We’re all aware of the well-documented and much-analyzed disproportionately high incarceration rate of minorities. Researchers and pundits have asserted that these high incarceration rates are due to a variety of causes including lack of education, low incomes, and lack of fathers in the household. While these factors, of course, tend to influence the likelihood of criminality, I think there are two key pieces of the narrative that have been ignored.
First, few have looked at the opportunities, or lack thereof, provided to low-level criminals that lead to recidivism. Currently, nearly half of incarceration individuals will be re-arrested within three years of their release date, normally for property crimes including theft, larceny, possessing stolen property, or selling illegal weapons. Why are these rates so high and what have we done as a society to curb this outcome?
Overall, not much. After a prisoner’s release, a job, income, and steady place to live can be hard to come by. Research by the Urban Institute shows that less than half of released prisoners find and maintain employment within one year after release, more than two thirds of those jobs being low-skilled and low-paying. Additionally nearly two-thirds of recently released prisoners lack a steady home and report moving to more than one location within one year of re-entry. With all these challenges, it is no surprise that recidivism is so common.

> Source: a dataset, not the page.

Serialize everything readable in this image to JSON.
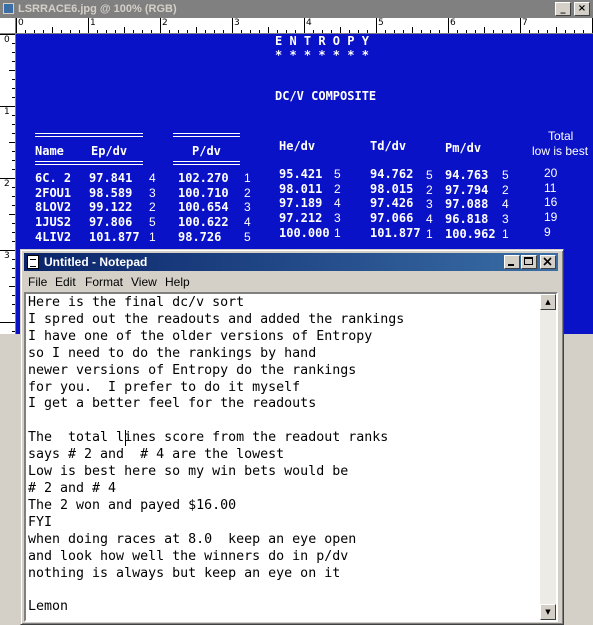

We also must consider the skew of incarceration rates due to the fact that we, as a society, tend not to prosecute “white-collar” crimes or “white-collar” criminals.
Prosecution of white-collar crimes has been steadily decreasing since the U.S. declared war drugs. In fact, only 1,251 cases of financial fraud were filed in 2011, despite widely known corruption and mismanagement of some of the world’s largest financial institutions. Meanwhile, millions of low-level criminals, drug users, and third-strikers are being imprisoned, swelling the prison population from 500,000 in the 1980’s to more than 2.3 million today.
Even when prosecuted, these “white collar” criminals often face little to no jail time because of their ability to hire expensive lawyers. Minorities are 20% more likely to face jail time when charges with the same offenses as white counterparts.
Including these two factors into the narrative can reshape discussions on minority incarceration rates. Rather than placing full blame on the individual, some must be placed on the system that disproportionately prosecutes minorities and traps them in a cycle of criminality. Doing so may just discourage the demonization of these people and allow the system to treat all in a just and humane way.
by Jenna Engebretson